Quote from lizz
I personally would avoid contracts until it's absolutely necessary. There have been posts where people have said they've regreted signing on for a two year (or whatever) commitment. Mostly because they discovered they didn't like the employer, working conditions, salary, etc.
It's probably a better option for those who've already worked for the employer (as LPN's, CNA's, etc.), and know what they're getting into. But if you don't, it's too risky IMHO. However, if there's no other way financially to swing it, then it's probably worth the risk. But that's the only reason I would do it.
I agree. I would only consider this if you are already very familiar with a facility, and know you want to work there, and you have no other alternative financially. I have known a few people who have done this and are desperate to get out of their contracts.
I, myself, forfeited a sign-on bonus and relocation assistance money when I ended up at a horrible hospital.
Yes, if you break the contract, you will have to return the money. However, the interest rate and terms of the loan
may not be nearly as good as those of a student loan. Plus, you will be risking not getting a good reference and burning your bridges with any facility that particular company owns.
For example- I know a nurse who paid back a sign on bonus to leave a hospital. He then wanted to go to work at an outpatient cancer center he'd heard great things about. But- turns out the cancer center is owned by the same corporation who owns the hospital. Now, he can't get a job at the cancer center.

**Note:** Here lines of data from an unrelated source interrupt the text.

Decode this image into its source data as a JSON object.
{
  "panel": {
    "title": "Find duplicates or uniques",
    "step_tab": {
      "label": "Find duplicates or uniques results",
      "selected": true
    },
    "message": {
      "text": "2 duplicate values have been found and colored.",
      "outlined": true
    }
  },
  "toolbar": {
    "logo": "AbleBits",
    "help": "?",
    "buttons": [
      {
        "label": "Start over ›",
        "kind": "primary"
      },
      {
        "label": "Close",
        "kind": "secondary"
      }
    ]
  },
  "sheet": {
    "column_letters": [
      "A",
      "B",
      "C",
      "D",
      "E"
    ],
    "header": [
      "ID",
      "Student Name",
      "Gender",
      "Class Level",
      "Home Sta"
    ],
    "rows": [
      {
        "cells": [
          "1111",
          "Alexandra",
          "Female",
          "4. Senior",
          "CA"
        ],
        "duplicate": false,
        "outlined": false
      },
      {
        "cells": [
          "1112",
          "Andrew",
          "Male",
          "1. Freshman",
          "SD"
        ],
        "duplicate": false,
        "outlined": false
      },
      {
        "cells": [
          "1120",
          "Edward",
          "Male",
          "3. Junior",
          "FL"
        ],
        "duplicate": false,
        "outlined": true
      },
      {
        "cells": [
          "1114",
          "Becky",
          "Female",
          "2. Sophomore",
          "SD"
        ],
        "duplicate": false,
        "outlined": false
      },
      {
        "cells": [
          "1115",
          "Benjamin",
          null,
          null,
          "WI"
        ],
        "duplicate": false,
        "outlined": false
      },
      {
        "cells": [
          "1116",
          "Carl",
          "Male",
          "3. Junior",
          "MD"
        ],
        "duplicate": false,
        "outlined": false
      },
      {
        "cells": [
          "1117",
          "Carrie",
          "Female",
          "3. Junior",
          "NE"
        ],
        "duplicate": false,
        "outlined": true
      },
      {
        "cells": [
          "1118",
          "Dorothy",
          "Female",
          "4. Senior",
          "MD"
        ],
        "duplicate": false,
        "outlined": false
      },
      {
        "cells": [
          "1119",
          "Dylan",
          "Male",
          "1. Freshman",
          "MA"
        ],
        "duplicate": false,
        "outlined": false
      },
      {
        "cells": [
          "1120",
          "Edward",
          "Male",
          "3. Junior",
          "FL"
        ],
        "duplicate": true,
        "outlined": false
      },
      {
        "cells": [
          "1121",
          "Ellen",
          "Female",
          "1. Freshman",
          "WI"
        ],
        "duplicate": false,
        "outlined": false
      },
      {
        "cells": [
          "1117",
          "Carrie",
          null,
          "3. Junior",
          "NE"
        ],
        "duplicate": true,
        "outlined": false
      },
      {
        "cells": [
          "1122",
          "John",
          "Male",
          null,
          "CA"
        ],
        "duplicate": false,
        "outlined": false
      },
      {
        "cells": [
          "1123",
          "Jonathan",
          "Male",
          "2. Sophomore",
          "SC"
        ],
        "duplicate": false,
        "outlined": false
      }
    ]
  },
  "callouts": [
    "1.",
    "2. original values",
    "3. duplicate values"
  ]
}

Many hospital corporations own several outpatient clinics and nursing facilites in the same town. Although, they may not advertise this fact, as they do not want to appear to have a monopoly in their area. Also, many health-care corporations want to give the appearance of a facility being a local interest, when in reality they are owned by a huge corporation.
For example, I went to work for a small dialysis facility that was named after the town I lived in. Only after starting, did I learn that the facility was owned by the largest dialysis company in the world- a fact they did not want their pts to know.
Your freedom to work where you want and freedom to stay at or leave a job, as you choose, are not worth any
amount of $$, IMO.